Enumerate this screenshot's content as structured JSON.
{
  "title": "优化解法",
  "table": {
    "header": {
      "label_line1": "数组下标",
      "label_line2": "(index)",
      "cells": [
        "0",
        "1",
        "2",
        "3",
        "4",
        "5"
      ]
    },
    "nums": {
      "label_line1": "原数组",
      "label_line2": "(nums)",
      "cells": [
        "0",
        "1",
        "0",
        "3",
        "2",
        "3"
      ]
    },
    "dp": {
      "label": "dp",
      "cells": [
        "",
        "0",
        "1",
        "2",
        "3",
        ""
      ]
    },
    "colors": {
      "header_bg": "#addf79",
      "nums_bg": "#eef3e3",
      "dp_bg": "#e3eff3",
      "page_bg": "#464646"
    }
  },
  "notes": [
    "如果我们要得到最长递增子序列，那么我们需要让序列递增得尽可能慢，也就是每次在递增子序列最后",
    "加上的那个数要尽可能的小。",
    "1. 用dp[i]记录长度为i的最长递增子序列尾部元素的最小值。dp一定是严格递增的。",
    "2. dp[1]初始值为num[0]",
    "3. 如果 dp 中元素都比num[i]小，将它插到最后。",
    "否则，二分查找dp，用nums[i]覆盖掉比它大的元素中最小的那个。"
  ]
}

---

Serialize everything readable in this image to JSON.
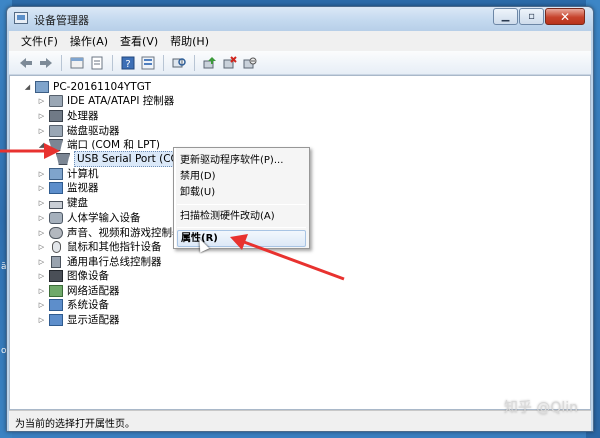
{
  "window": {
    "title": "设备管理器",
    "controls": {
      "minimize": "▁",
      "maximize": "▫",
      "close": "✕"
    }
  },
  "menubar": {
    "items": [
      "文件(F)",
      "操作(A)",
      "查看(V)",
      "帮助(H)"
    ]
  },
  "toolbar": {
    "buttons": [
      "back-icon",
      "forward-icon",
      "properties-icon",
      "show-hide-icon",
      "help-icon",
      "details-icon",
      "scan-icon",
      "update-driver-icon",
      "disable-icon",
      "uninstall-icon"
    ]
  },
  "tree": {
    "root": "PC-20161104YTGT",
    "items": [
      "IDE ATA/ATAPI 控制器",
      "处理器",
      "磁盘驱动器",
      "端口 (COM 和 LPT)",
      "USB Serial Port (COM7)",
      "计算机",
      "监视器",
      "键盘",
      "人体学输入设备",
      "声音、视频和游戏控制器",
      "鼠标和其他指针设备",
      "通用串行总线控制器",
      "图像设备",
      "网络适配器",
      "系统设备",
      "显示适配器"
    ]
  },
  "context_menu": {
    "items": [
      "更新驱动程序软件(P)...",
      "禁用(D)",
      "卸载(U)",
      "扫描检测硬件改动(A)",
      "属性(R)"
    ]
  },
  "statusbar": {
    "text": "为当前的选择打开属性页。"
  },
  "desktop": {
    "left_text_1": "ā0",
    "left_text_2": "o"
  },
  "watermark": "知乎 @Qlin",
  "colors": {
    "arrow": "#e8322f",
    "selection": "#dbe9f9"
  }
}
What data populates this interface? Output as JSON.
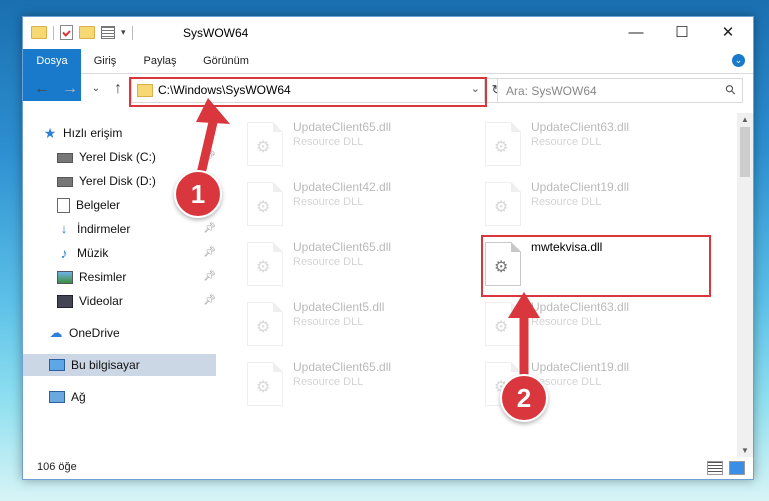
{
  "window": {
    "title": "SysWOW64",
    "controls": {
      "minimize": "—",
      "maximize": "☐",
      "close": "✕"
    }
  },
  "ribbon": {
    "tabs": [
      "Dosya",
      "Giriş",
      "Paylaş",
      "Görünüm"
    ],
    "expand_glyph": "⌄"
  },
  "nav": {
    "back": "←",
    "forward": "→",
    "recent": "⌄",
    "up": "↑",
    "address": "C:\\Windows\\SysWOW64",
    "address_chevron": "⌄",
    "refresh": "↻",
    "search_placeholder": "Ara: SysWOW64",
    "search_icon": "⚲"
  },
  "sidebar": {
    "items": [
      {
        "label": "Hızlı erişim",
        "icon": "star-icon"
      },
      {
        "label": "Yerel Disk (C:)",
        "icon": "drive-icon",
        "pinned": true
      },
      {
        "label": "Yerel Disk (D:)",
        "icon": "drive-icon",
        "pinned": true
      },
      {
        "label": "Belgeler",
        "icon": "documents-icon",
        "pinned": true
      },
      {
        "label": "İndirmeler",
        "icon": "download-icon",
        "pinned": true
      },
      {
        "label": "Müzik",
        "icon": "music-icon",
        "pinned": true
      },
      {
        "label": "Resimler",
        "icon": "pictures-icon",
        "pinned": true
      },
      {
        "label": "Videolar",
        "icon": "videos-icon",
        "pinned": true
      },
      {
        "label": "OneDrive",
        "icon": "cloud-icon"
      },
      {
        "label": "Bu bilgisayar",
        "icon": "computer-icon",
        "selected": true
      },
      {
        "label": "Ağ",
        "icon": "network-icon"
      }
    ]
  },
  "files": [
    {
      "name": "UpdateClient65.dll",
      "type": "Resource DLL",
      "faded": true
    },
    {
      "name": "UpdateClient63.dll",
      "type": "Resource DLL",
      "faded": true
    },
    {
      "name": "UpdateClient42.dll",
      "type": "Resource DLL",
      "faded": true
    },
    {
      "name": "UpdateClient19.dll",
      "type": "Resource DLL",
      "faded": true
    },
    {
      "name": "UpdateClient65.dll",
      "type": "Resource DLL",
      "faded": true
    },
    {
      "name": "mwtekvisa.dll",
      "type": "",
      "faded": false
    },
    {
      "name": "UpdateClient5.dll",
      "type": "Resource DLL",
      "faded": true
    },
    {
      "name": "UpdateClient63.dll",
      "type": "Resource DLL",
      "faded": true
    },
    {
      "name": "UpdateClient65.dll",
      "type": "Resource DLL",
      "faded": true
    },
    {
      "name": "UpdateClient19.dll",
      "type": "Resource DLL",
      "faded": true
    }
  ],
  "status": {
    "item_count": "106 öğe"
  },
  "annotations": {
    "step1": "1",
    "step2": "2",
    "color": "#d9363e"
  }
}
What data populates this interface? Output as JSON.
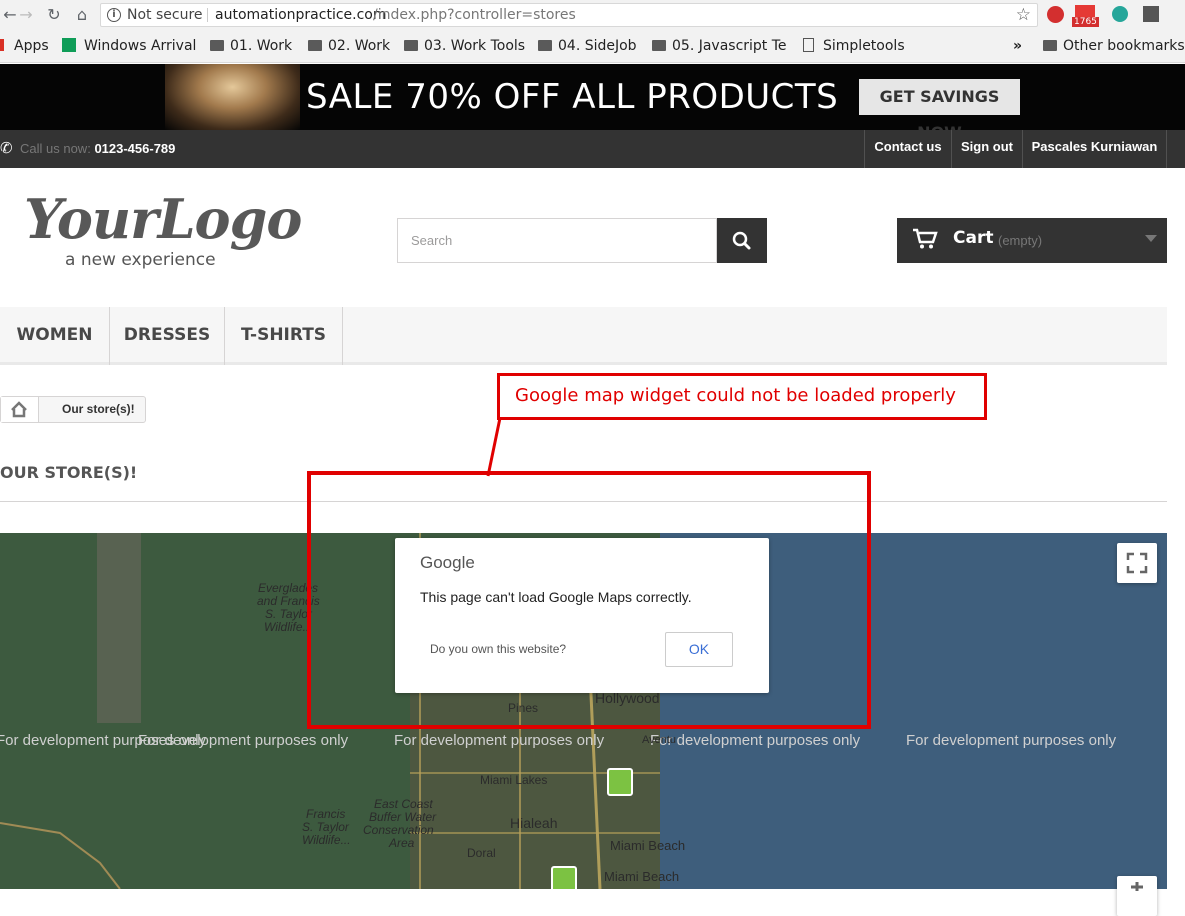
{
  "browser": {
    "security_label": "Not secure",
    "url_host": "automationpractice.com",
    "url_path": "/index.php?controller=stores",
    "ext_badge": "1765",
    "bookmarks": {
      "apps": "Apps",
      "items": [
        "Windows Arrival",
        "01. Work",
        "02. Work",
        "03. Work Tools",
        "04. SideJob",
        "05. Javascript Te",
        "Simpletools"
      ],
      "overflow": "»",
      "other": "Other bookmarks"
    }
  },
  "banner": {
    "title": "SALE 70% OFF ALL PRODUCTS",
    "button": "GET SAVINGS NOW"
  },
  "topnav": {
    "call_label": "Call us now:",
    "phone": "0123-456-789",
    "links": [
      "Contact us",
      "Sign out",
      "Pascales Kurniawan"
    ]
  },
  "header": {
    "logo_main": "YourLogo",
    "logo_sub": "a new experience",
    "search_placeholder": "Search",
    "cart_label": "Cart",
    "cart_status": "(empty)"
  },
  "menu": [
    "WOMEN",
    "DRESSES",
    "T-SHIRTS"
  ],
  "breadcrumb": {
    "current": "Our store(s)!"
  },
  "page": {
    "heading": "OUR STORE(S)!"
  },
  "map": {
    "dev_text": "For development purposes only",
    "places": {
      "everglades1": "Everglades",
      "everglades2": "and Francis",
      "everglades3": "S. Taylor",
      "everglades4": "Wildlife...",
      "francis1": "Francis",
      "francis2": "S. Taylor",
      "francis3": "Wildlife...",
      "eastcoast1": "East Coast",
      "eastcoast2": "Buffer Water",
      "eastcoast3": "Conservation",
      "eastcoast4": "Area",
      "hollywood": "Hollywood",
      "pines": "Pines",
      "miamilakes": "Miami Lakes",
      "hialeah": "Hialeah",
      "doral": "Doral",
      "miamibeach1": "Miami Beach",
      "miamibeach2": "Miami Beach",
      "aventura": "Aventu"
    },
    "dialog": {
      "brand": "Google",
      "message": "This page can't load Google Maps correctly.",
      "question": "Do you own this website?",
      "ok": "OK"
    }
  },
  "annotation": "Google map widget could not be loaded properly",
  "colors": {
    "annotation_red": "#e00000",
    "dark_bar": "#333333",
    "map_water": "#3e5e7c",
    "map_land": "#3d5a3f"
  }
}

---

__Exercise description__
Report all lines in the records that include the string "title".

__Output for this exercise__
  "title": "优化解法",
    "title": "设备管理器",
    "title": "SysWOW64",
    "title": "SALE 70% OFF ALL PRODUCTS",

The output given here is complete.